With the possibility of Brexit happening very soon, we’d like to share our thoughts on what this means for ReAgent as a chemical company, and in the wider chemical industry.
There is a lot of existing European Union law which governs the chemical industry and protects human and environmental health for all members of the bloc. These laws permit chemical substances to be sold to market. The UK chemicals industry is currently regulated by this EU legislation, with the European Chemicals Agency (ECHA) responsible for its implementation.
REACH (the Registration, Evaluation, Authorisation, and Restriction of Chemicals) is the main part of this legislation, and all companies that manufacture, sell or import chemicals into the EU must comply with REACH regulations.
So what happens when the UK leaves the European Union? The chemical industry will certainly encounter many challenges.
Challenges to the chemical industry created by Brexit
The first challenge is that there isn’t a direct way of copying REACH legislation straight into UK law because its implementation relies on the European Chemicals Agency and is closely tied to the single market. Therefore regulatory requirements will change, as will other trade barriers such as tariffs. Both the UK and EU chemical industries want a trade deal that ensures smooth trade and regulatory consistency between the two markets. It will be beneficial for everyone to stay as closely aligned to REACH as possible.
Another challenge is the general complexity of the chemical industry. With its intricate supply chains and trade in chemicals highly integrated within the EU, products can often cross the UK-EU border multiple times and a frictionless post-Brexit trade agreement is essential.
The scenario of a no-deal Brexit creates other challenges.
What a no-deal Brexit could mean for the chemical industry
In the event of a no-deal Brexit, the UK could work with the EU to become an ‘associate member’ of the ECHA and consequently a third party to REACH. There are two main issues with this scenario:
- Exporting chemicals to the EU – UK chemical companies would still need to comply with REACH and will probably have to pay a tariff. They would also have to transfer their REACH registrations to a European Economic Area-based representative in order to maintain access to the EEA.

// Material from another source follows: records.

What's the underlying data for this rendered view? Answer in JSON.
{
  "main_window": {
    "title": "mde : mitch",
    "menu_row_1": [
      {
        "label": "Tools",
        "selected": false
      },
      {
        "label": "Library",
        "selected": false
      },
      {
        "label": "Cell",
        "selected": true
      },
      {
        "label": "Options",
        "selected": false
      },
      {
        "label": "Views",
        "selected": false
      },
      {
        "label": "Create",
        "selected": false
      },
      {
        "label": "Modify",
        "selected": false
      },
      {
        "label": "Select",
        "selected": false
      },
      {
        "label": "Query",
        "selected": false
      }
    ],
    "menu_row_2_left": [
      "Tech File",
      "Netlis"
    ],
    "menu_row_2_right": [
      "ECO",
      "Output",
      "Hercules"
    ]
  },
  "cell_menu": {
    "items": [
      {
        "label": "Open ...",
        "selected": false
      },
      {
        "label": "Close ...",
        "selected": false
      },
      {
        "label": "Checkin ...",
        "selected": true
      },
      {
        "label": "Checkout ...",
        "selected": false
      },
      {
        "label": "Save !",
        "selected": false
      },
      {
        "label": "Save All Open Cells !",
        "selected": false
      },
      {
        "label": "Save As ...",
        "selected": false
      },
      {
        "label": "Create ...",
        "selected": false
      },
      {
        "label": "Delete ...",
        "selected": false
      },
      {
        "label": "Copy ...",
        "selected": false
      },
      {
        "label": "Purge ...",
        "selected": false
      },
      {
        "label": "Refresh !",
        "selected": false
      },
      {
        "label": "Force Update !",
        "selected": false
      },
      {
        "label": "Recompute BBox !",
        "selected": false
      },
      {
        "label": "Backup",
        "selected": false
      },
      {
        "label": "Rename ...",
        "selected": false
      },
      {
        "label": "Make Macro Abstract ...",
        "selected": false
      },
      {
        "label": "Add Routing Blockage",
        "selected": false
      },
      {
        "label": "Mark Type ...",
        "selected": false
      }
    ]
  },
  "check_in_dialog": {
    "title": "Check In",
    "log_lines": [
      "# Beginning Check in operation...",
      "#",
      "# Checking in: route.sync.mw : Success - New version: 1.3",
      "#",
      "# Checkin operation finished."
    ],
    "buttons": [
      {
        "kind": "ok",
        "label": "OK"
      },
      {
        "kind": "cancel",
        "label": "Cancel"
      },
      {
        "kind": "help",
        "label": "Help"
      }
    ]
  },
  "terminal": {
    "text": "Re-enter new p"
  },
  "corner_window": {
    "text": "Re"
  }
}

- Regulating chemicals in the UK – as REACH would no longer be applicable to UK companies, separate legislation for regulating chemicals in the UK would be required. Secondary legislation is in place to ensure that a UK version of REACH is set up on exit day.
The Government has stated that if there is a no-deal Brexit, UK REACH legislation would minimise trade barriers and critical services would not be compromised.
What does Brexit mean for ReAgent?
At ReAgent, we’ve been having ongoing and numerous internal discussions to ensure we are doing everything we can to prevent Brexit from having a big impact on our business and our customers. This includes:
- Assessing our supply chains
- Stocking up on certain products to ensure continuity of supply through any delay
- Bringing orders forward to ensure they’re on-site
- Mass-producing certain products so we have a manufacturing buffer
- Assessing perceived risks with major suppliers and taking appropriate actions
So far, Brexit uncertainty hasn’t raised any major issues or negatively affected our business, but we are keeping a close eye on market buoyancy and the implications of a no-deal exit. These implications include delays in delivery, lack of product availability, higher shipping charges, and general lack of clarity. While we are doing what we can to avoid these challenges, we – like everyone else – are waiting for the moment Brexit completes to be able to move forward and deal with any issues that arise.
All content published on the ReAgent.ie blog is for information only. The blog, its authors, and affiliates cannot be held responsible for any accident, injury or damage caused in part or directly from using the information provided. Additionally, we do not recommend using any chemical without reading the Material Safety Data Sheet (MSDS), which can be obtained from the manufacturer. You should also follow any safety advice and precautions listed on the product label. If you have health and safety related questions, visit HSE.gov.uk.